There are 3 projects in the works to make this dream a reality -- one of which was directly inspired by events in Egypt, and seems to be a well-funded undertaking.
Book interview provides a history of 'human rights'. Who made up the definitive list, who is the keeper of the list, where does the concept come from?
You will be surprised to know that the concept of 'human rights' is a very young one, what started in the 1970's and re-emerged in the 1990's has deep historical, religious and legal roots. Samuel also weighs in on current events in North Africa and Europe from his perspective as a historian.
A bill has been introduced by the Illinois House of Representatives that will affect the way Hog Rock (aka Hatchet Landings) does business and holds events (including The Gathering of the Juggalos). If passed, a tax will be put on every ticket sold. This could jeopardize future events here.

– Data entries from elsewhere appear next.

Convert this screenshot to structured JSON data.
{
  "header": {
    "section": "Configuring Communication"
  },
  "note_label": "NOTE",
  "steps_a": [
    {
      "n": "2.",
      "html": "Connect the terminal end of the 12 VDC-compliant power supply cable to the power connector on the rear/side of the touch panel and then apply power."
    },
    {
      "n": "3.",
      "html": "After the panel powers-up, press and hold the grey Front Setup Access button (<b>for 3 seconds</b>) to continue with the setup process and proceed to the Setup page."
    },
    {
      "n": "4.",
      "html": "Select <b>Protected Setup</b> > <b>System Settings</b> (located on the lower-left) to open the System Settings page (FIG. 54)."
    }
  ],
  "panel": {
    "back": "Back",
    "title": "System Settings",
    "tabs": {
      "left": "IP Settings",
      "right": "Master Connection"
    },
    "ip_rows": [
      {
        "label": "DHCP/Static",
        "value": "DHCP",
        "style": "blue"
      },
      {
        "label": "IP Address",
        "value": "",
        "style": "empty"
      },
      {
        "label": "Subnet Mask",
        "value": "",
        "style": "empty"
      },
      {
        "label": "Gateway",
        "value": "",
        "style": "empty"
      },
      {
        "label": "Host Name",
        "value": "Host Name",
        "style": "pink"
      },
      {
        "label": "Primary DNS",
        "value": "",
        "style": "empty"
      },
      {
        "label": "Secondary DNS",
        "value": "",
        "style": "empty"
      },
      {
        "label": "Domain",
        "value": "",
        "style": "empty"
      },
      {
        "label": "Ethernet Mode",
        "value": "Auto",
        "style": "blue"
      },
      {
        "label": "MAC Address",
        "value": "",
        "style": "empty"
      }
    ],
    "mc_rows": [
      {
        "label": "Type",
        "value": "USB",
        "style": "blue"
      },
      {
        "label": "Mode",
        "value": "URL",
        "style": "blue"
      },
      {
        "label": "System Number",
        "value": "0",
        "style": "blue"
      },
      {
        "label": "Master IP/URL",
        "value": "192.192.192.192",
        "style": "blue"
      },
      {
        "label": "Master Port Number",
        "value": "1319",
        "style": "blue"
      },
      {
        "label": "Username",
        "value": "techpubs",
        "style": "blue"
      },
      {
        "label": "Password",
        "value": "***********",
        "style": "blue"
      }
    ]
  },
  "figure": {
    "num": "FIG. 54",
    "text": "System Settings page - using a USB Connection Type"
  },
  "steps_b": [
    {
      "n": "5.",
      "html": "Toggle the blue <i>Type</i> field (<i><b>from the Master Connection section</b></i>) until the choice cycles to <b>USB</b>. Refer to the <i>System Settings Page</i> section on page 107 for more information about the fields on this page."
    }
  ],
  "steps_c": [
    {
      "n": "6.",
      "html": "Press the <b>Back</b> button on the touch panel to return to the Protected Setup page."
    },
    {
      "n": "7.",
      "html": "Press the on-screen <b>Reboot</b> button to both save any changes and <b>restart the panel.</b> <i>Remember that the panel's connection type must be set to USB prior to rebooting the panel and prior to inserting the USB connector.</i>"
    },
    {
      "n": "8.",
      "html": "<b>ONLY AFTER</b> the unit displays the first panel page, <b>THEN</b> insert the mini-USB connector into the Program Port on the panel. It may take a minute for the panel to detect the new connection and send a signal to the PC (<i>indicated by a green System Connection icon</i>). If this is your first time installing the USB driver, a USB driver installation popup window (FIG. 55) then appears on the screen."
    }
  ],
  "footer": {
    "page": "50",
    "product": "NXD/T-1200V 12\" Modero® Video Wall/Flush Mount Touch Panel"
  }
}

Alex Jones gives the inside scoop on basketball MVP LeBron James' pivotal trade decision... err, I mean, rather breaks down how society has become obsessed with celebrity culture and taken its eye off of important world events, allowing corruption and global domination to take root.
A return to the gold standard by the United States within the next five years now seems likely, because that move would help the nation solve a variety of economic, fiscal, and monetary ills, Steve Forbes predicted during an exclusive interview this week with HUMAN EVENTS.
In most states, a popular vote tie is broken by a coin toss or drawing names from a hat. The odds of a many-state tie are slimmer than the odds of the hat being hit by a bale of cocaine dumped from a drug-smuggling airplane. But since it’s Election Day, let’s apply his question to the current contest. What will happen if there's a tie? Math geeks, enjoy.
Nine States--Hawaii, Kentucky, Maine, Maryland, Montana, North Dakota, Oregon, Vermont, and West Virginia--allow industrial hemp production or research in accord with state laws. However, federal law is standing in the way of farmers in these states growing what may be a very profitable crop. Because of current federal law, all hemp included in products sold in the United States must be imported instead of being grown by American farmers.